### Task requirements
Could you filter the records below down to the lines that include the word "code"?

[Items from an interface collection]
◇ ◇ ◇
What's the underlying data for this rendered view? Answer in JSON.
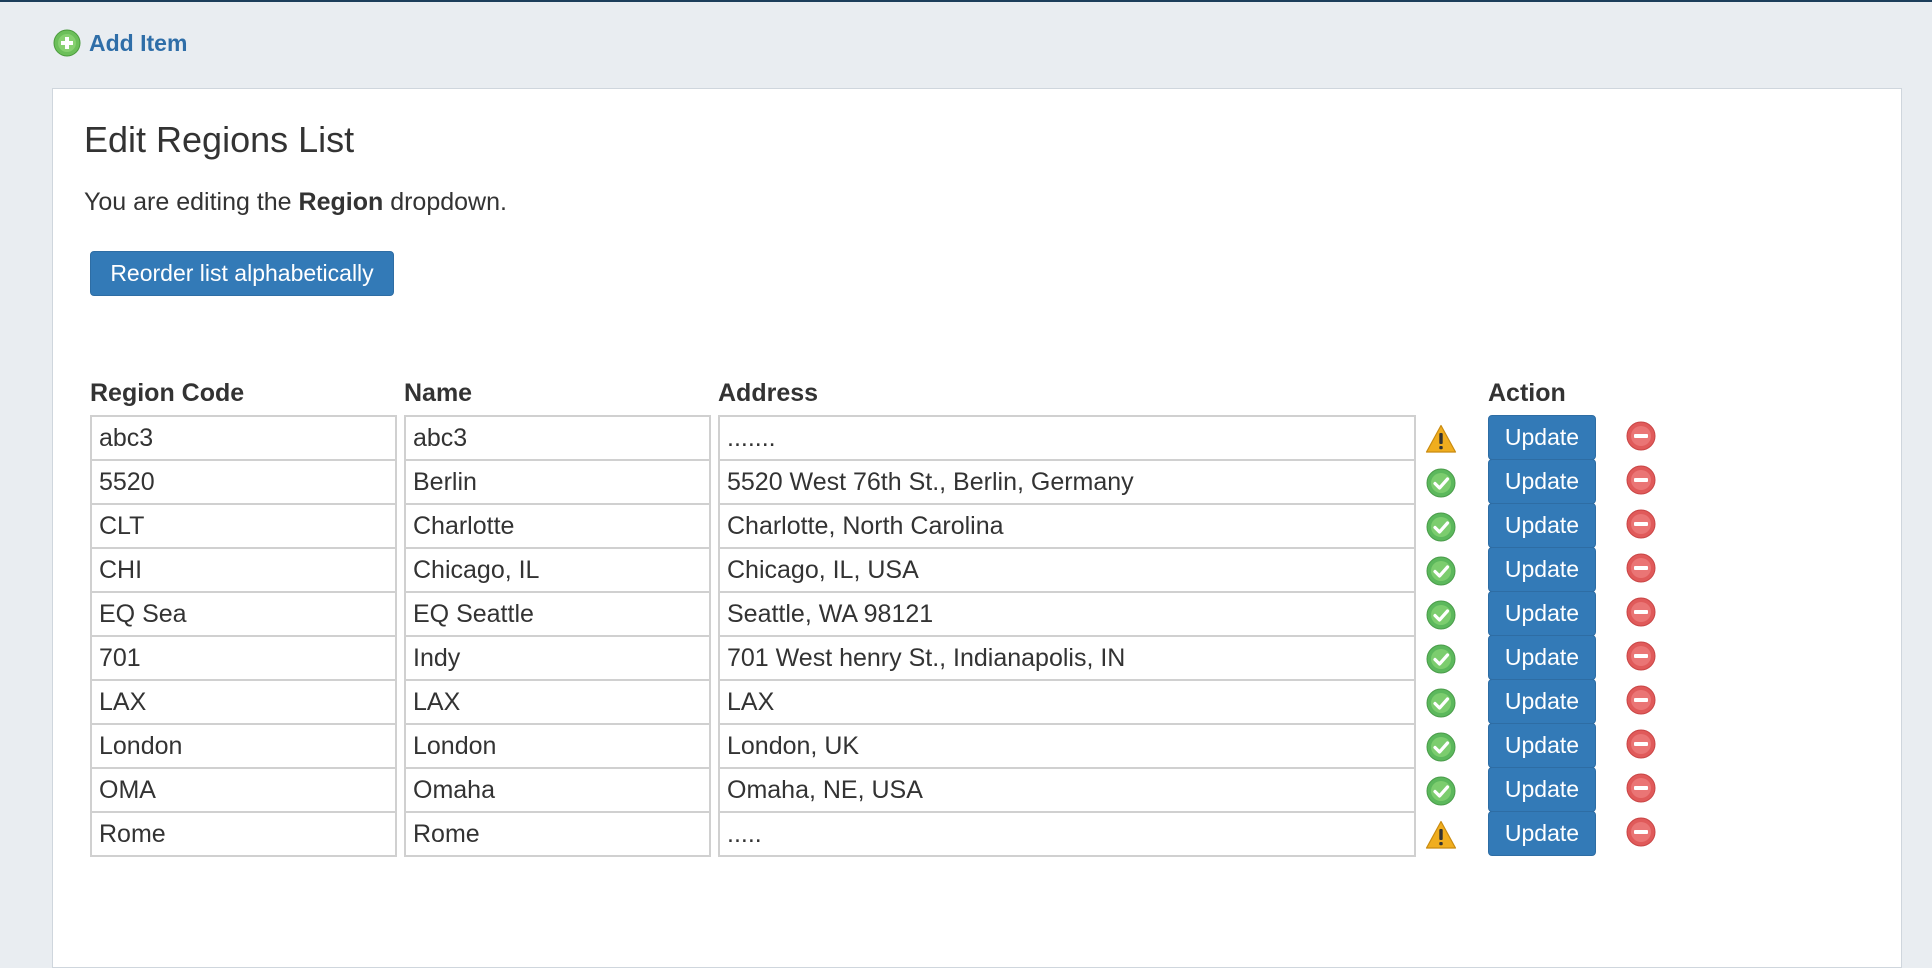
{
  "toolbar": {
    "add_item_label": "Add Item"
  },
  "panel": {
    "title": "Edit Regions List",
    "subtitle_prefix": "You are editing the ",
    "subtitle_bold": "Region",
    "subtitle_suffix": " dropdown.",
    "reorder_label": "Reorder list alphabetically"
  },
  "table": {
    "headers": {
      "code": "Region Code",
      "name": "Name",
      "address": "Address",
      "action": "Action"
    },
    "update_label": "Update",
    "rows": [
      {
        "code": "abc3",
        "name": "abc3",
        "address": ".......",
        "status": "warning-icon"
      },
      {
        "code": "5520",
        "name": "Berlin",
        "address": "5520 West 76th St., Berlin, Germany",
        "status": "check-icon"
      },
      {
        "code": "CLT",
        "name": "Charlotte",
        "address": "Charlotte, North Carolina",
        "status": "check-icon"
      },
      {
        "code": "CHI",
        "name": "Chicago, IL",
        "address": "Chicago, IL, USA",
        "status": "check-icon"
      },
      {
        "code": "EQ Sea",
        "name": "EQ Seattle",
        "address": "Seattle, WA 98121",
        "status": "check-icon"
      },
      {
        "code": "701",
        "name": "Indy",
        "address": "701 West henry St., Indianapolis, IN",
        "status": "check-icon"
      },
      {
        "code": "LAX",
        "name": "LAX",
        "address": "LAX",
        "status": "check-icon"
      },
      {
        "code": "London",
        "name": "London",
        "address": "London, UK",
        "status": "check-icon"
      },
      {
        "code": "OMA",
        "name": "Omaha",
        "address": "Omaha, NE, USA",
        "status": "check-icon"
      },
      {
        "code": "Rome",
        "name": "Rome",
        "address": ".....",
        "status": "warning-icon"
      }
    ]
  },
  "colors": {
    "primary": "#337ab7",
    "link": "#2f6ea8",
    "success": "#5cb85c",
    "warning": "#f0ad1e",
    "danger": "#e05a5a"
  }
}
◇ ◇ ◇
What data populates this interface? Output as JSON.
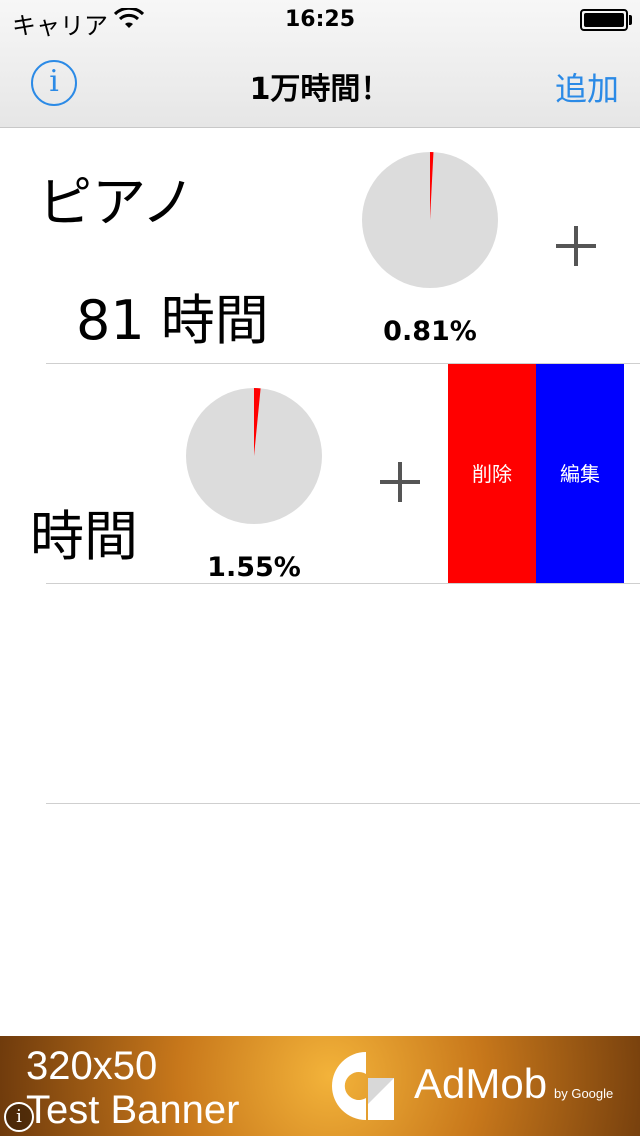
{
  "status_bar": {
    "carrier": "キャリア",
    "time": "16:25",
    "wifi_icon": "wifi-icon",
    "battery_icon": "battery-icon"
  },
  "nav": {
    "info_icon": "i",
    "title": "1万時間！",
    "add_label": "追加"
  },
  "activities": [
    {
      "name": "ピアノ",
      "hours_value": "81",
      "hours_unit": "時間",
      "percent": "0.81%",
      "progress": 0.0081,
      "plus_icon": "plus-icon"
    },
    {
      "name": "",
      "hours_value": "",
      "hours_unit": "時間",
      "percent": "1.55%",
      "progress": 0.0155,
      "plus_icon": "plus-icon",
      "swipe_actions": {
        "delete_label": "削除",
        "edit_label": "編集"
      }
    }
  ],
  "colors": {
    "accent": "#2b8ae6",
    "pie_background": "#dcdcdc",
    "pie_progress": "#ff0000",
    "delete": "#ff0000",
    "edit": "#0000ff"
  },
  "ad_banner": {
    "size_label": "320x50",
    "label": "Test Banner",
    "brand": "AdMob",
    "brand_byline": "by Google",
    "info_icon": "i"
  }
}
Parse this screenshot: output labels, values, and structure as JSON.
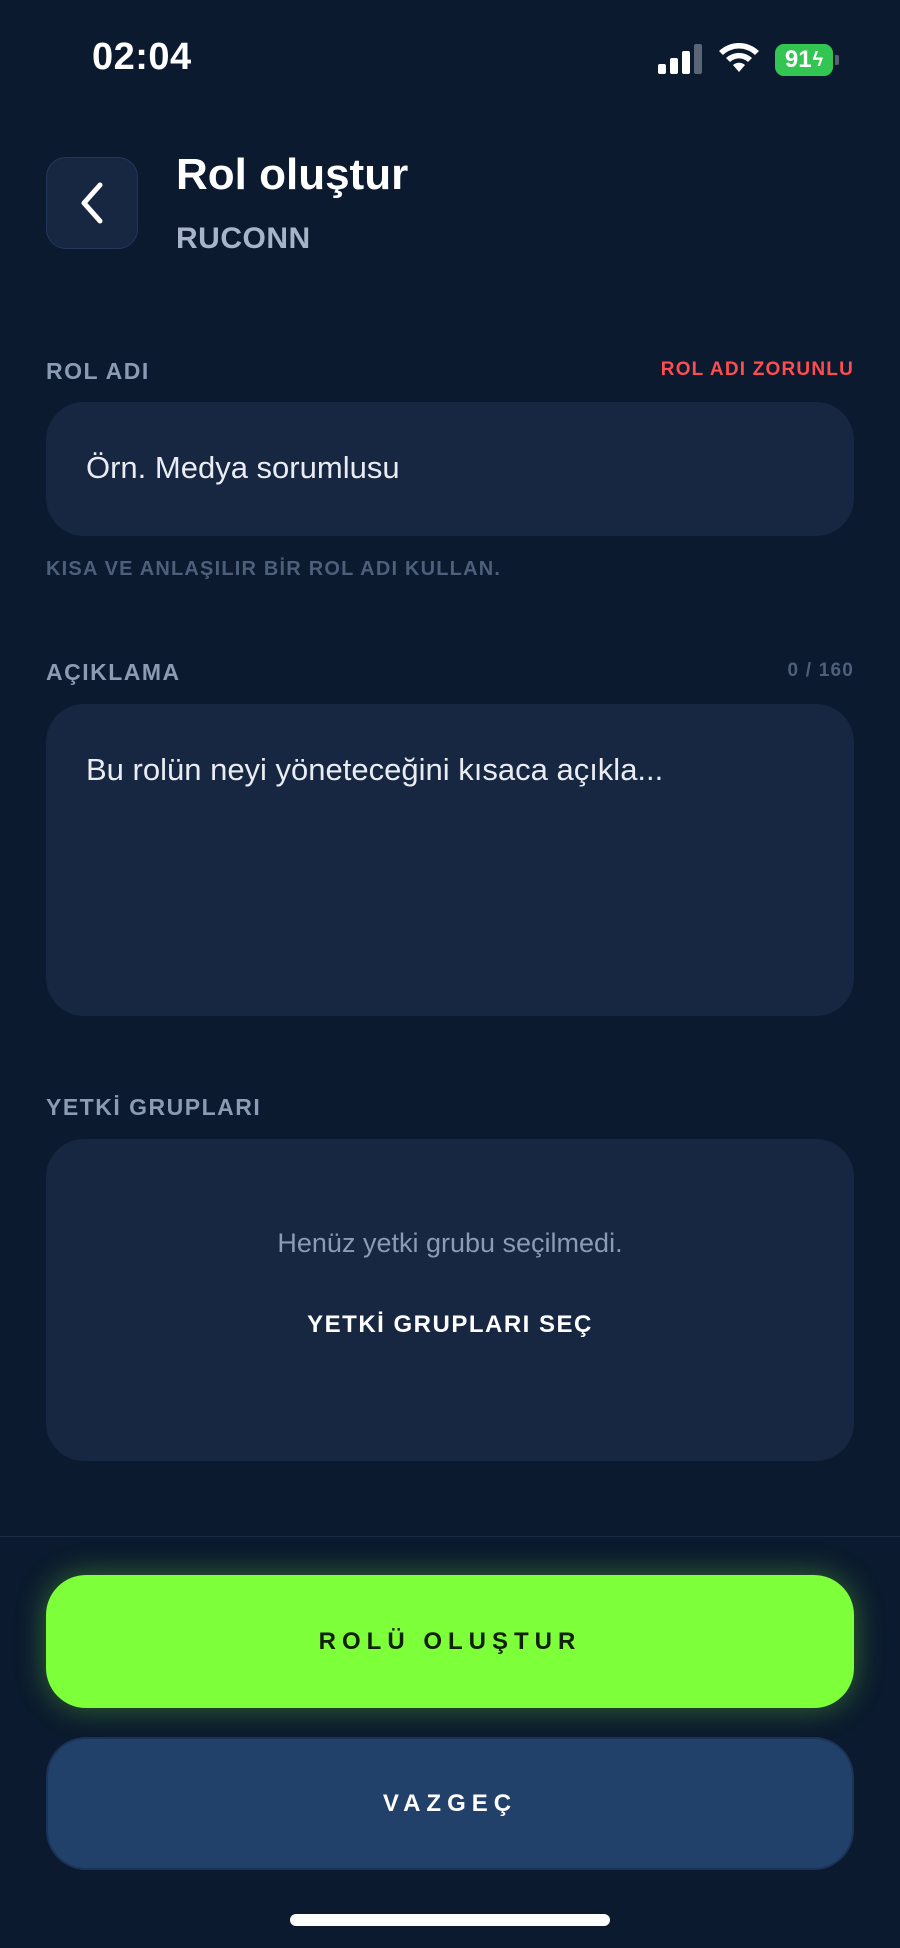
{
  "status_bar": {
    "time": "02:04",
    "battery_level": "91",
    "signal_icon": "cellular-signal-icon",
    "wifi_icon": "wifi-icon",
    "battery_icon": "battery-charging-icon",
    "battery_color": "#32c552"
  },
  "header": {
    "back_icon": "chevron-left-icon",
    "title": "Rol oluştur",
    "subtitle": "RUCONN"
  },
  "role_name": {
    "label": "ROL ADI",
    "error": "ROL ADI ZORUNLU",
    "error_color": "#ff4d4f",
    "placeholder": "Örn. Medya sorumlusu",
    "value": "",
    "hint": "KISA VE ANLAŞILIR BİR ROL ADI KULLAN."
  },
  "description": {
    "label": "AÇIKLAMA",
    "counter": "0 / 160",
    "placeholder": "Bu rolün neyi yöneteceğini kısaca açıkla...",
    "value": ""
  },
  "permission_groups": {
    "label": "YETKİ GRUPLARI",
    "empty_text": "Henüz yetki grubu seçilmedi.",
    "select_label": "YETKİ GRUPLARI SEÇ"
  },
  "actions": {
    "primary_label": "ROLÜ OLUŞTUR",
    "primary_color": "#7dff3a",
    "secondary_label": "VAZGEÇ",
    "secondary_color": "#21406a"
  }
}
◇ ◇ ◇
### Task output
      "code": "Region Code",
        "code": "abc3",
        "code": "5520",
        "code": "CLT",
        "code": "CHI",
        "code": "EQ Sea",
        "code": "701",
        "code": "LAX",
        "code": "London",
        "code": "OMA",
        "code": "Rome",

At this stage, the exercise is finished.